The hearings should also look at the misplaced priorities of the Securities and Exchange Commission (SEC) and whether its focus on advancing ideological agendas has hindered its ability to investigate and detect fraud before it hits the media headlines. Under the tenure of Chairman Gary Gensler, the SEC has pursued agendas such as environmental, social, and governance (ESG) mandates and going after legitimate cryptocurrencies such as XRP and LBRY in arbitrary enforcement actions in which no fraud was alleged—seemingly at the expense of the SEC’s core function of protecting investors from fraud and deception. SEC Commissioner Hester Peirce warned about this mission creep, commenting that pursuing ESG mandates “distracts us” from “other important work to do.”
Members of the House and Senate should also look at regulatory barriers to alternatives to centralized platforms such as FTX. These would include both trust accounts and exchange-traded funds that have established legal protections for financial consumers, as well as decentralized exchanges in which crypto holders are less dependent on intermediaries like Bankman-Fried.
The hearings should shine a spotlight to help ensure that any wrongdoing by Bankman-Fried and his cohorts gets swiftly punished while avoiding the promotion of unfocused regulation that would harm legitimate entrepreneurs, investors, and consumers”

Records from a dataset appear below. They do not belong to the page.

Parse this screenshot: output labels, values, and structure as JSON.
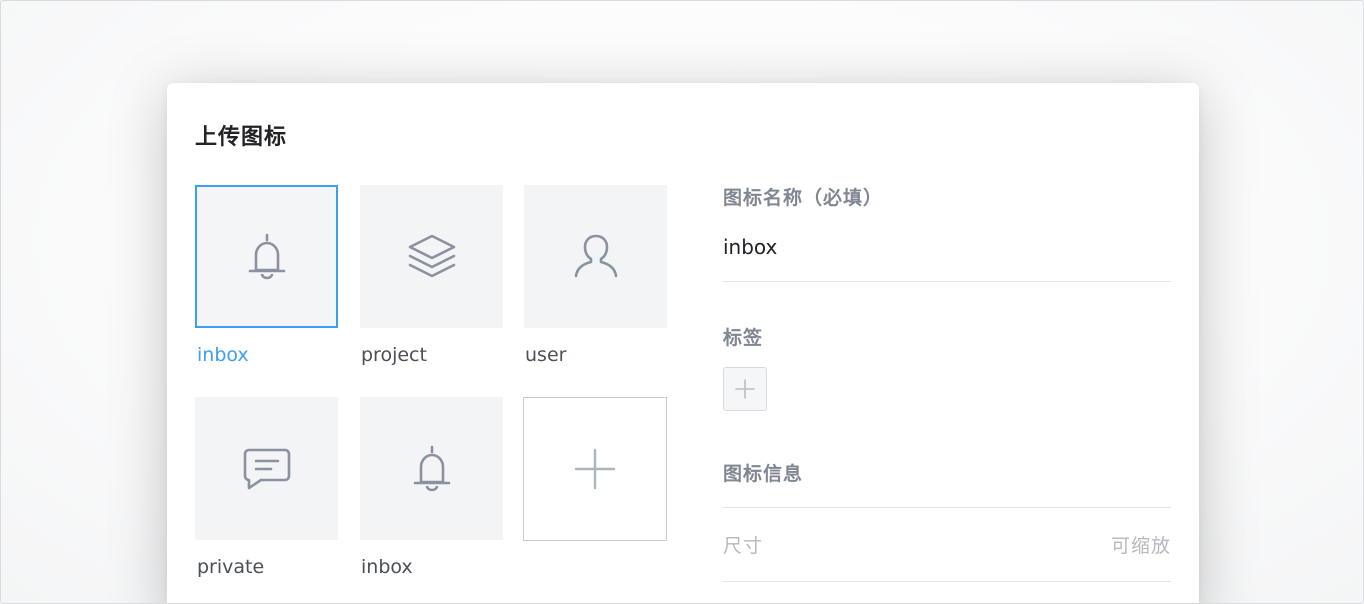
{
  "dialog": {
    "title": "上传图标"
  },
  "icons": [
    {
      "label": "inbox",
      "icon": "bell-icon",
      "selected": true
    },
    {
      "label": "project",
      "icon": "layers-icon",
      "selected": false
    },
    {
      "label": "user",
      "icon": "user-icon",
      "selected": false
    },
    {
      "label": "private",
      "icon": "message-icon",
      "selected": false
    },
    {
      "label": "inbox",
      "icon": "bell-icon",
      "selected": false
    }
  ],
  "add_icon": {
    "icon": "plus-icon"
  },
  "form": {
    "name_label": "图标名称（必填）",
    "name_value": "inbox",
    "tags_label": "标签",
    "info_label": "图标信息",
    "size_label": "尺寸",
    "size_value": "可缩放"
  },
  "colors": {
    "accent": "#3d9ff3",
    "icon_stroke": "#8a92a0",
    "tile_bg": "#f3f4f6"
  }
}
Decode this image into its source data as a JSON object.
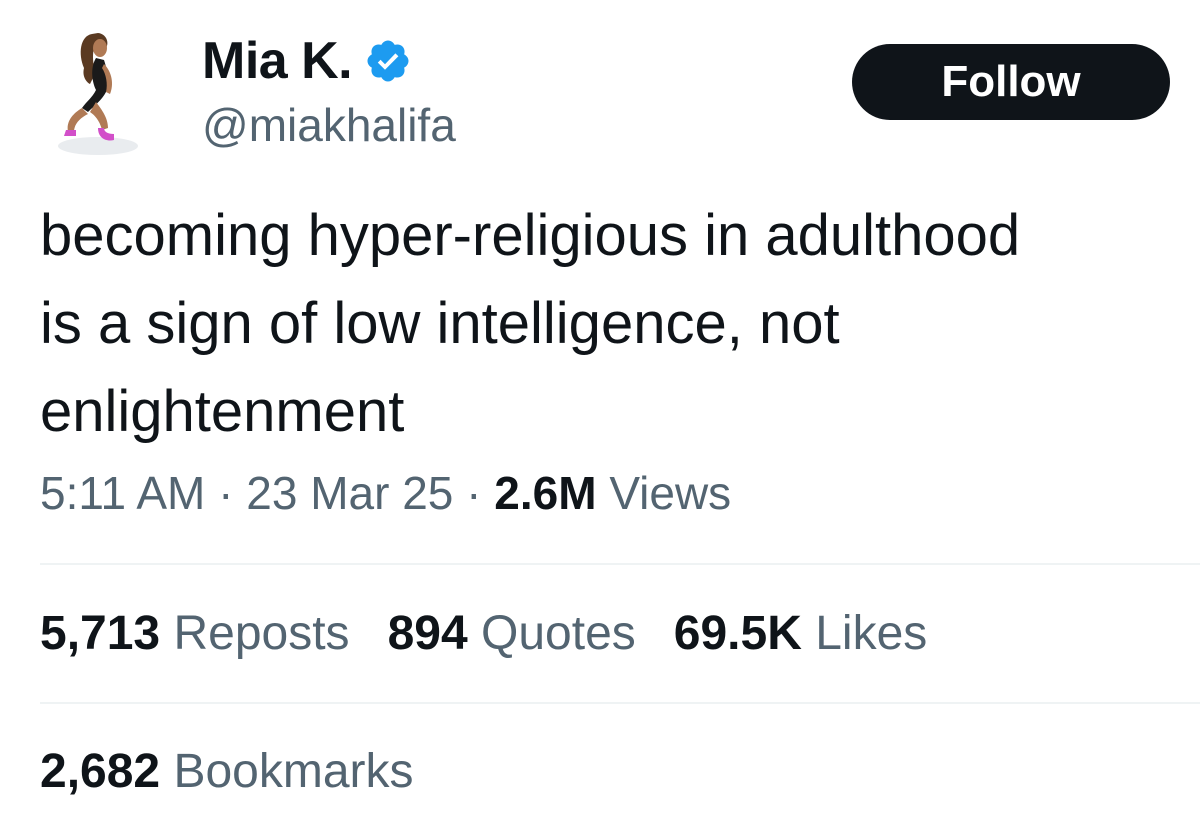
{
  "author": {
    "display_name": "Mia K.",
    "handle": "@miakhalifa",
    "verified": true,
    "avatar_icon": "avatar-figure-icon"
  },
  "follow_button": {
    "label": "Follow"
  },
  "tweet": {
    "text_lines": [
      "becoming hyper-religious in adulthood",
      "is a sign of low intelligence, not",
      "enlightenment"
    ]
  },
  "meta": {
    "time": "5:11 AM",
    "date": "23 Mar 25",
    "separator": "·",
    "views_count": "2.6M",
    "views_label": "Views"
  },
  "stats": {
    "reposts": {
      "count": "5,713",
      "label": "Reposts"
    },
    "quotes": {
      "count": "894",
      "label": "Quotes"
    },
    "likes": {
      "count": "69.5K",
      "label": "Likes"
    },
    "bookmarks": {
      "count": "2,682",
      "label": "Bookmarks"
    }
  },
  "colors": {
    "text_primary": "#0f1419",
    "text_secondary": "#536471",
    "verified_blue": "#1d9bf0",
    "button_bg": "#0f1419",
    "divider": "#eff3f4"
  }
}
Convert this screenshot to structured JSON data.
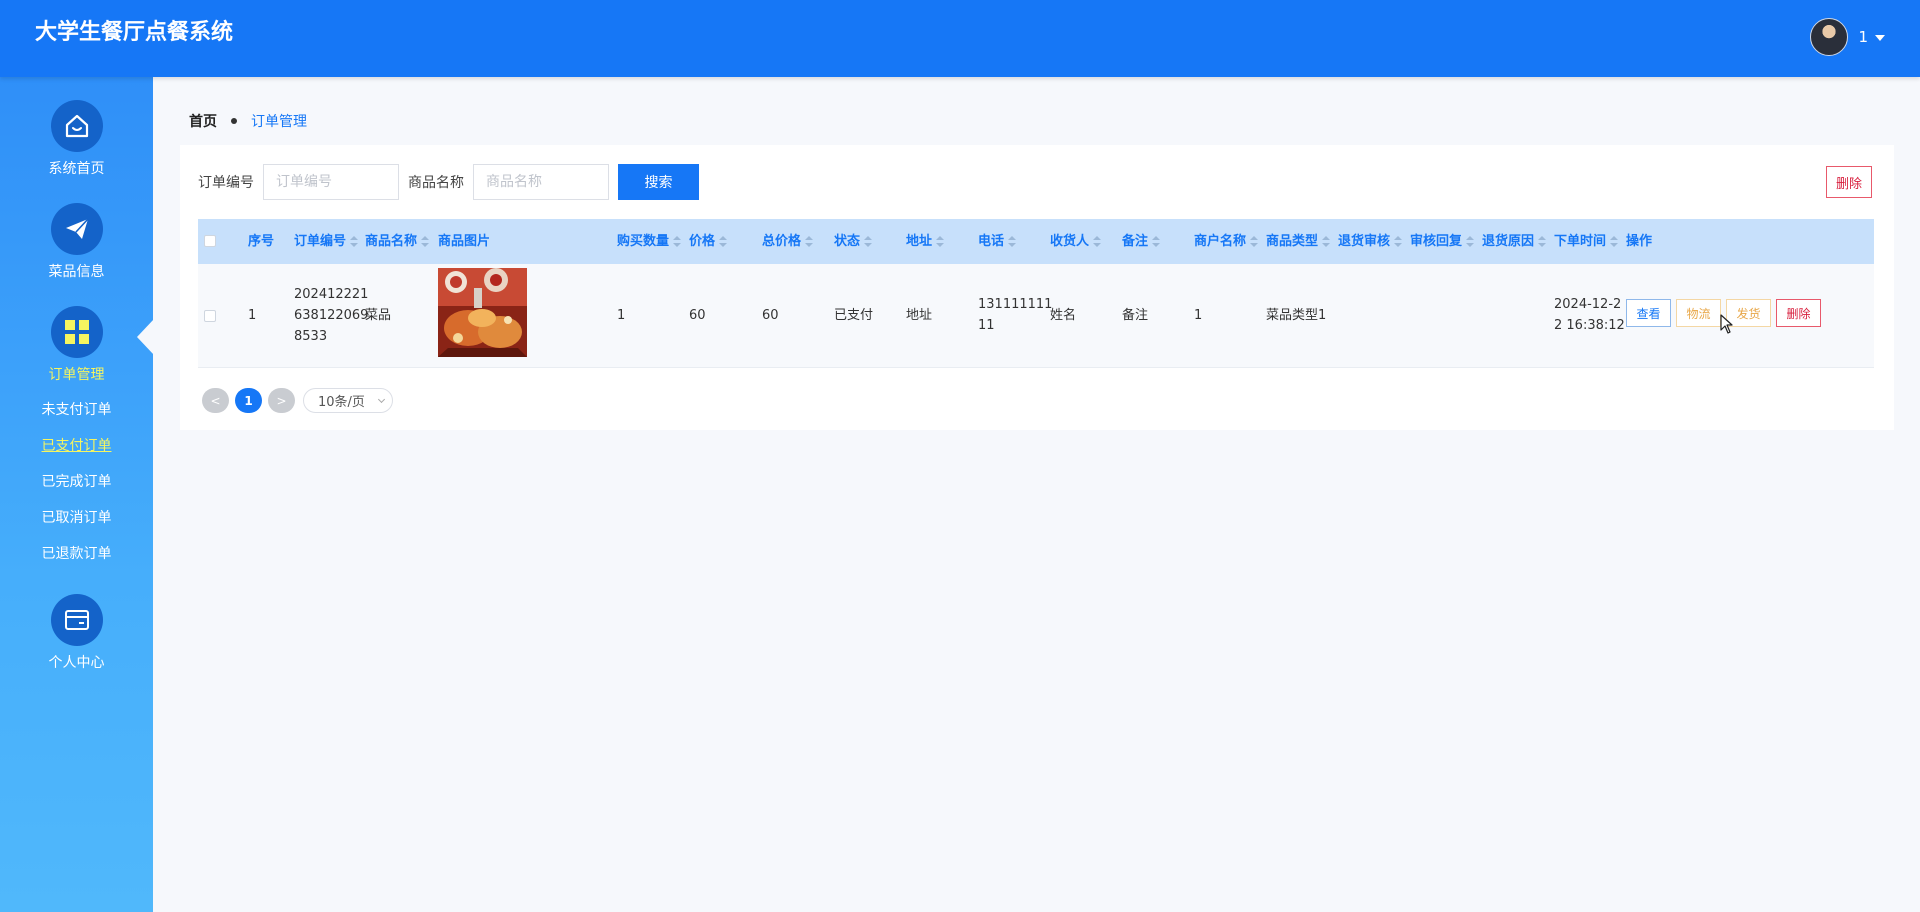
{
  "header": {
    "app_title": "大学生餐厅点餐系统",
    "user_name": "1"
  },
  "sidebar": {
    "items": [
      {
        "label": "系统首页",
        "icon": "home-icon"
      },
      {
        "label": "菜品信息",
        "icon": "paper-plane-icon"
      },
      {
        "label": "订单管理",
        "icon": "grid-icon"
      },
      {
        "label": "个人中心",
        "icon": "wallet-icon"
      }
    ],
    "sub_items": [
      "未支付订单",
      "已支付订单",
      "已完成订单",
      "已取消订单",
      "已退款订单"
    ],
    "active_item": "订单管理",
    "active_sub_item": "已支付订单"
  },
  "breadcrumb": {
    "home": "首页",
    "current": "订单管理"
  },
  "search": {
    "order_no_label": "订单编号",
    "order_no_placeholder": "订单编号",
    "product_name_label": "商品名称",
    "product_name_placeholder": "商品名称",
    "search_button": "搜索",
    "delete_button": "删除"
  },
  "table": {
    "columns": [
      "序号",
      "订单编号",
      "商品名称",
      "商品图片",
      "购买数量",
      "价格",
      "总价格",
      "状态",
      "地址",
      "电话",
      "收货人",
      "备注",
      "商户名称",
      "商品类型",
      "退货审核",
      "审核回复",
      "退货原因",
      "下单时间",
      "操作"
    ],
    "rows": [
      {
        "index": "1",
        "order_no_lines": [
          "202412221",
          "638122069",
          "8533"
        ],
        "product_name": "菜品",
        "quantity": "1",
        "price": "60",
        "total_price": "60",
        "status": "已支付",
        "address": "地址",
        "phone_lines": [
          "131111111",
          "11"
        ],
        "consignee": "姓名",
        "remark": "备注",
        "merchant": "1",
        "product_type": "菜品类型1",
        "return_review": "",
        "review_reply": "",
        "return_reason": "",
        "order_time_lines": [
          "2024-12-2",
          "2 16:38:12"
        ]
      }
    ],
    "actions": {
      "view": "查看",
      "logistics": "物流",
      "ship": "发货",
      "delete": "删除"
    }
  },
  "pagination": {
    "prev": "<",
    "current_page": "1",
    "next": ">",
    "page_size": "10条/页"
  },
  "colors": {
    "primary": "#1677f6",
    "header_bg": "#1677f6",
    "active_nav": "#f5f560",
    "danger": "#d8203e",
    "warning": "#e8a748",
    "table_header_bg": "#c7e0fb"
  }
}
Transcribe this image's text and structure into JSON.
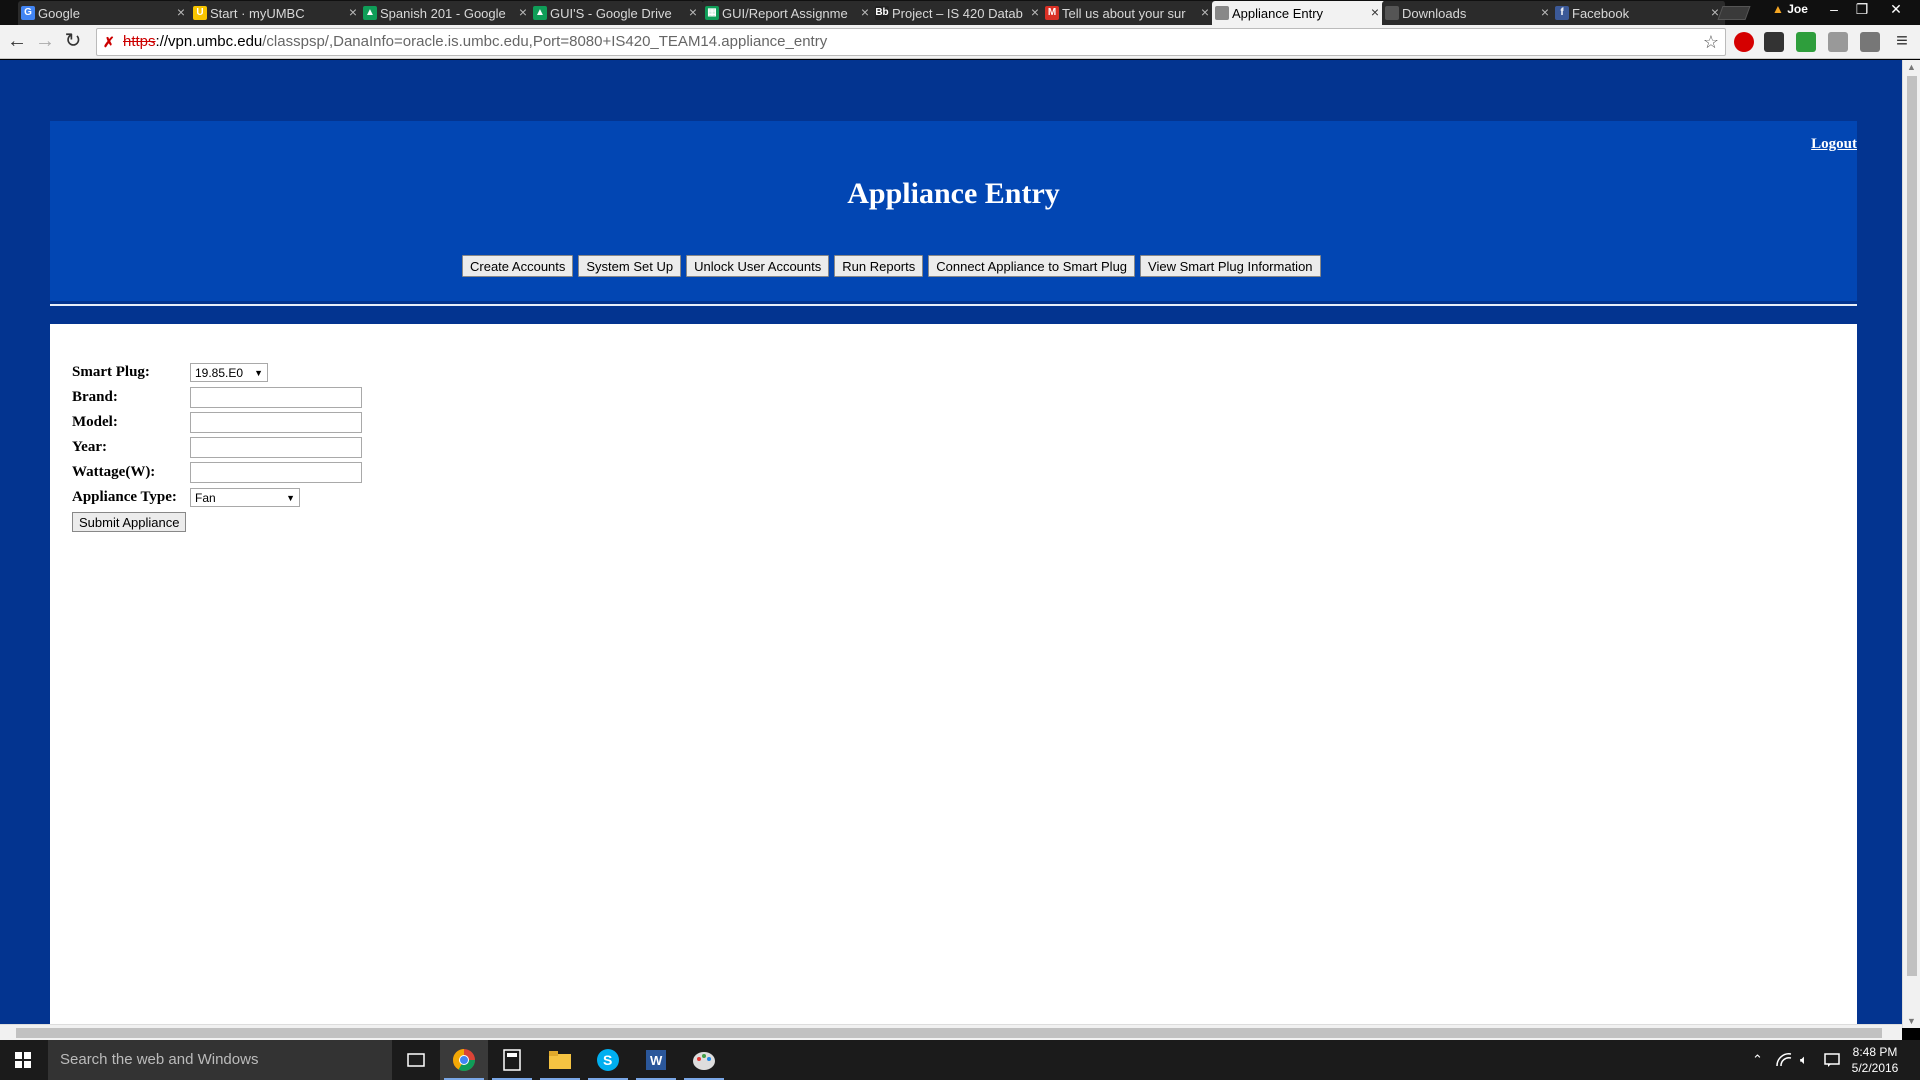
{
  "browser": {
    "tabs": [
      {
        "label": "Google",
        "favicon_color": "#4285f4",
        "favicon_glyph": "G",
        "active": false
      },
      {
        "label": "Start · myUMBC",
        "favicon_color": "#f7c500",
        "favicon_glyph": "U",
        "active": false
      },
      {
        "label": "Spanish 201 - Google",
        "favicon_color": "#0f9d58",
        "favicon_glyph": "▲",
        "active": false
      },
      {
        "label": "GUI'S - Google Drive",
        "favicon_color": "#0f9d58",
        "favicon_glyph": "▲",
        "active": false
      },
      {
        "label": "GUI/Report Assignme",
        "favicon_color": "#0f9d58",
        "favicon_glyph": "▦",
        "active": false
      },
      {
        "label": "Project – IS 420 Datab",
        "favicon_color": "#222222",
        "favicon_glyph": "Bb",
        "active": false
      },
      {
        "label": "Tell us about your sur",
        "favicon_color": "#d93025",
        "favicon_glyph": "M",
        "active": false
      },
      {
        "label": "Appliance Entry",
        "favicon_color": "#888888",
        "favicon_glyph": "",
        "active": true
      },
      {
        "label": "Downloads",
        "favicon_color": "#555555",
        "favicon_glyph": "",
        "active": false
      },
      {
        "label": "Facebook",
        "favicon_color": "#3b5998",
        "favicon_glyph": "f",
        "active": false
      }
    ],
    "profile_name": "Joe",
    "url_scheme": "https",
    "url_host": "://vpn.umbc.edu",
    "url_path": "/classpsp/,DanaInfo=oracle.is.umbc.edu,Port=8080+IS420_TEAM14.appliance_entry"
  },
  "page": {
    "logout_label": "Logout",
    "title": "Appliance Entry",
    "nav_buttons": [
      "Create Accounts",
      "System Set Up",
      "Unlock User Accounts",
      "Run Reports",
      "Connect Appliance to Smart Plug",
      "View Smart Plug Information"
    ],
    "form": {
      "smart_plug_label": "Smart Plug:",
      "smart_plug_value": "19.85.E0",
      "brand_label": "Brand:",
      "brand_value": "",
      "model_label": "Model:",
      "model_value": "",
      "year_label": "Year:",
      "year_value": "",
      "wattage_label": "Wattage(W):",
      "wattage_value": "",
      "appliance_type_label": "Appliance Type:",
      "appliance_type_value": "Fan",
      "submit_label": "Submit Appliance"
    },
    "colors": {
      "background": "#033490",
      "header": "#0246b3"
    }
  },
  "taskbar": {
    "search_placeholder": "Search the web and Windows",
    "time": "8:48 PM",
    "date": "5/2/2016"
  }
}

Related analysis: What the FTX Collapse Tells Us About Regulators and ESG